This September, the Centers for Medicare & Medicaid Services (CMS) introduced Regulatory Provisions To Promote Program Efficiency, Transparency, and Burden Reduction, which revises some of the emergency preparedness requirements for providers and suppliers. These changes are designed to reduce the burden on providers and are effective as of November 29. Originally published in September 2016, the CMS Emergency Preparedness Final Rule went into effect in November 2017.
GNYHA has summarized the major revisions in the table below. We have also attached a recent presentation by Caecilia Blondiaux of CMS’s Division of Acute Care Services, Quality, Safety, and Oversight Group, which also summarizes and synthesizes the changes. While the CMS Emergency Preparedness Rule page has not yet been updated to reflect the changes, based on information provided by CMS, it should be updated shortly. Please note that while the revisions are technically effective, surveyor training and updates to Appendix Z are not yet complete. Additionally, The Joint Commission and other accreditation organizations have not yet incorporated these changes and may continue to have standards that exceed those of CMS. Because it may take time for survey mechanisms to fully incorporate the recent revisions, facilities may choose to continue to meet the previous requirements for the next several months. If facilities have specific questions, staff are urged to send an e-mail to email@example.com.
|Requirement Area||Major Change|
|Review and Updates||Plans, policies, procedures, and communication plan review and updating is reduced to at least every two years from at least annually (remains annually for long-term care facilities). Reviews/updates should still occur as needed.|
|Risk Assessment and Planning||Facilities must have a process for cooperation and collaboration with local, regional, State, and Federal emergency preparedness officials’ efforts to maintain an integrated response. Facilities should be able to describe the process, and while documentation is suggested, it is no longer required.|

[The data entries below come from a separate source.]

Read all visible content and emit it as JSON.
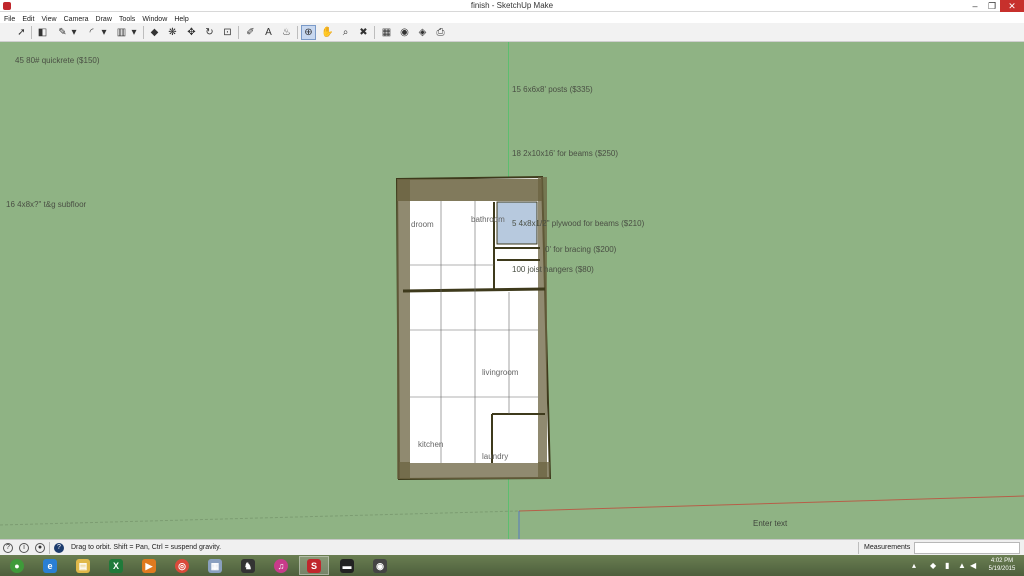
{
  "window": {
    "title": "finish - SketchUp Make",
    "minimize": "–",
    "maximize": "❐",
    "close": "✕"
  },
  "menu": [
    "File",
    "Edit",
    "View",
    "Camera",
    "Draw",
    "Tools",
    "Window",
    "Help"
  ],
  "toolbar": {
    "tools": [
      {
        "name": "select-tool",
        "glyph": "➚"
      },
      {
        "name": "eraser-tool",
        "glyph": "◧"
      },
      {
        "name": "line-tool",
        "glyph": "✎"
      },
      {
        "name": "line-dropdown",
        "glyph": "▾"
      },
      {
        "name": "arc-tool",
        "glyph": "◜"
      },
      {
        "name": "arc-dropdown",
        "glyph": "▾"
      },
      {
        "name": "rectangle-tool",
        "glyph": "▥"
      },
      {
        "name": "shape-dropdown",
        "glyph": "▾"
      },
      {
        "name": "push-pull-tool",
        "glyph": "◆"
      },
      {
        "name": "offset-tool",
        "glyph": "❋"
      },
      {
        "name": "move-tool",
        "glyph": "✥"
      },
      {
        "name": "rotate-tool",
        "glyph": "↻"
      },
      {
        "name": "scale-tool",
        "glyph": "⊡"
      },
      {
        "name": "tape-measure-tool",
        "glyph": "✐"
      },
      {
        "name": "text-tool",
        "glyph": "A"
      },
      {
        "name": "paint-bucket-tool",
        "glyph": "♨"
      },
      {
        "name": "orbit-tool",
        "glyph": "⊕"
      },
      {
        "name": "pan-tool",
        "glyph": "✋"
      },
      {
        "name": "zoom-tool",
        "glyph": "⌕"
      },
      {
        "name": "zoom-extents-tool",
        "glyph": "✖"
      },
      {
        "name": "warehouse-tool",
        "glyph": "▦"
      },
      {
        "name": "extension-warehouse-tool",
        "glyph": "◉"
      },
      {
        "name": "share-model-tool",
        "glyph": "◈"
      },
      {
        "name": "layout-tool",
        "glyph": "⎙"
      }
    ]
  },
  "viewport": {
    "labels": [
      {
        "name": "label-quickrete",
        "text": "45 80# quickrete ($150)"
      },
      {
        "name": "label-posts",
        "text": "15 6x6x8' posts ($335)"
      },
      {
        "name": "label-beams",
        "text": "18 2x10x16' for beams ($250)"
      },
      {
        "name": "label-subfloor",
        "text": "16 4x8x?\" t&g subfloor"
      },
      {
        "name": "label-plywood",
        "text": "5 4x8x1/2\" plywood for beams ($210)"
      },
      {
        "name": "label-bracing",
        "text": "0' for bracing ($200)"
      },
      {
        "name": "label-joist-hangers",
        "text": "100 joist hangers ($80)"
      },
      {
        "name": "room-bedroom",
        "text": "droom"
      },
      {
        "name": "room-bathroom",
        "text": "bathroom"
      },
      {
        "name": "room-livingroom",
        "text": "livingroom"
      },
      {
        "name": "room-kitchen",
        "text": "kitchen"
      },
      {
        "name": "room-laundry",
        "text": "laundry"
      }
    ],
    "enter_text": "Enter text"
  },
  "status": {
    "hint": "Drag to orbit. Shift = Pan, Ctrl = suspend gravity.",
    "measurements_label": "Measurements",
    "measurements_value": ""
  },
  "taskbar": {
    "apps": [
      {
        "name": "start-button",
        "glyph": "●",
        "color": "#3f9a3a"
      },
      {
        "name": "ie-app",
        "glyph": "e",
        "color": "#2a7fd4"
      },
      {
        "name": "file-explorer-app",
        "glyph": "▤",
        "color": "#e0b84a"
      },
      {
        "name": "excel-app",
        "glyph": "X",
        "color": "#1f7a3a"
      },
      {
        "name": "media-player-app",
        "glyph": "▶",
        "color": "#e07a1f"
      },
      {
        "name": "chrome-app",
        "glyph": "◎",
        "color": "#d94a3a"
      },
      {
        "name": "calculator-app",
        "glyph": "▦",
        "color": "#8aa0c0"
      },
      {
        "name": "game-app",
        "glyph": "♞",
        "color": "#333333"
      },
      {
        "name": "itunes-app",
        "glyph": "♫",
        "color": "#c83b8a"
      },
      {
        "name": "sketchup-app",
        "glyph": "S",
        "color": "#c0262c"
      },
      {
        "name": "dark-app",
        "glyph": "▬",
        "color": "#222222"
      },
      {
        "name": "camera-app",
        "glyph": "◉",
        "color": "#444444"
      }
    ],
    "clock_time": "4:02 PM",
    "clock_date": "5/19/2015"
  }
}
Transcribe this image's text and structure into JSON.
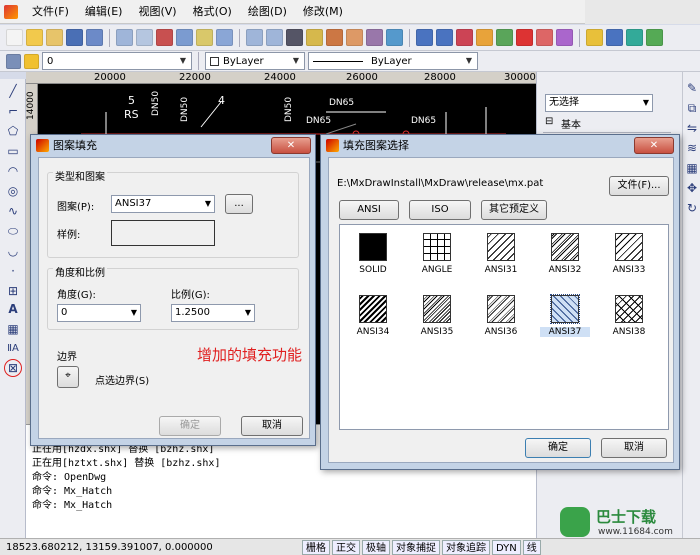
{
  "menu": [
    "文件(F)",
    "编辑(E)",
    "视图(V)",
    "格式(O)",
    "绘图(D)",
    "修改(M)"
  ],
  "layerbar": {
    "layer_value": "0",
    "color_value": "ByLayer",
    "linetype_value": "ByLayer"
  },
  "ruler": {
    "top": [
      "20000",
      "22000",
      "24000",
      "26000",
      "28000",
      "30000"
    ],
    "left": "14000"
  },
  "drawing_labels": [
    "5",
    "RS",
    "DN50",
    "DN50",
    "4",
    "DN50",
    "DN65",
    "DN65",
    "DN65"
  ],
  "rightpanel": {
    "select_value": "无选择",
    "section": "基本",
    "toggle": "⊟"
  },
  "hatch_dialog": {
    "title": "图案填充",
    "group_type_title": "类型和图案",
    "pattern_label": "图案(P):",
    "pattern_value": "ANSI37",
    "browse_label": "...",
    "sample_label": "样例:",
    "group_angle_title": "角度和比例",
    "angle_label": "角度(G):",
    "angle_value": "0",
    "scale_label": "比例(G):",
    "scale_value": "1.2500",
    "boundary_title": "边界",
    "pick_label": "点选边界(S)",
    "annotation": "增加的填充功能",
    "ok_label": "确定",
    "cancel_label": "取消"
  },
  "pattern_dialog": {
    "title": "填充图案选择",
    "path": "E:\\MxDrawInstall\\MxDraw\\release\\mx.pat",
    "file_button": "文件(F)...",
    "tabs": [
      "ANSI",
      "ISO",
      "其它预定义"
    ],
    "patterns": [
      {
        "name": "SOLID",
        "style": "solid"
      },
      {
        "name": "ANGLE",
        "style": "angle"
      },
      {
        "name": "ANSI31",
        "style": "ansi31"
      },
      {
        "name": "ANSI32",
        "style": "ansi32"
      },
      {
        "name": "ANSI33",
        "style": "ansi33"
      },
      {
        "name": "ANSI34",
        "style": "ansi34"
      },
      {
        "name": "ANSI35",
        "style": "ansi35"
      },
      {
        "name": "ANSI36",
        "style": "ansi36"
      },
      {
        "name": "ANSI37",
        "style": "ansi37",
        "selected": true
      },
      {
        "name": "ANSI38",
        "style": "ansi38"
      }
    ],
    "ok_label": "确定",
    "cancel_label": "取消"
  },
  "command_lines": [
    "正在用[hzdx.shx] 替换 [bzhz.shx]",
    "正在用[hztxt.shx] 替换 [bzhz.shx]",
    "命令: OpenDwg",
    "命令: Mx_Hatch",
    "命令: Mx_Hatch"
  ],
  "status": {
    "coords": "18523.680212, 13159.391007, 0.000000",
    "buttons": [
      "栅格",
      "正交",
      "极轴",
      "对象捕捉",
      "对象追踪",
      "DYN",
      "线"
    ]
  },
  "watermark": {
    "name": "巴士下载",
    "url": "www.11684.com"
  },
  "colors": {
    "dialog_frame": "#c4d3e6",
    "annotation_red": "#e02020",
    "canvas": "#000000"
  }
}
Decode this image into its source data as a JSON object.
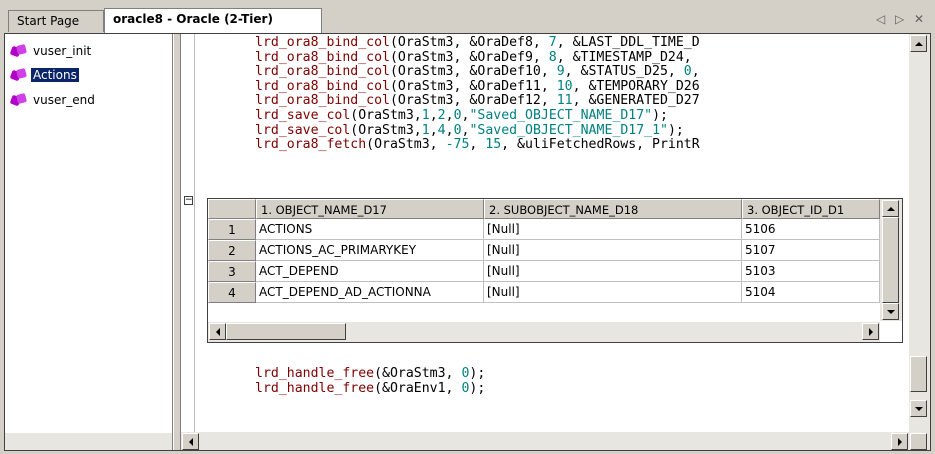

|Training and Testing Program||For inpatient providers, CMS has expanded the types of acceptable testing exercises that may be conducted to include: functional exercises and workshops as defined by the Homeland Security Exercise and Evaluation Program, and mock disaster drills. Also, for inpatient providers, one of the two annually required exercises can be an exercise of their choice. A community-based full-scale exercise is no longer required.
For outpatient providers, facilities are required to only conduct one testing exercise annually. However, the facility must conduct a full-scale or individual facility-based exercise every two years, with an exercise of their choice the other year.
|Participation in Health Care Coalitions||CMS does not specify a facility’s level of involvement in health care coalitions. However, if a facility uses coalition-led activities to meet requirements, they should be documented.|
|Sustenance||CMS does not specify quantities within any provisions.|
|Life Safety Code (LSC) vs. Emergency Preparedness (EP)||Many inpatient providers, including hospitals and nursing homes, have life safety from fire protection conditions of participation that require compliance with the LSC. The LSC typically requires an emergency power system to provide limited emergency power. Therefore, if a surveyor determines a deficiency associated with an EP requirement that goes beyond what the LSC requires, CMS recommends that the health surveyor performing EP evaluations consult with their LSC colleagues to review this determination.|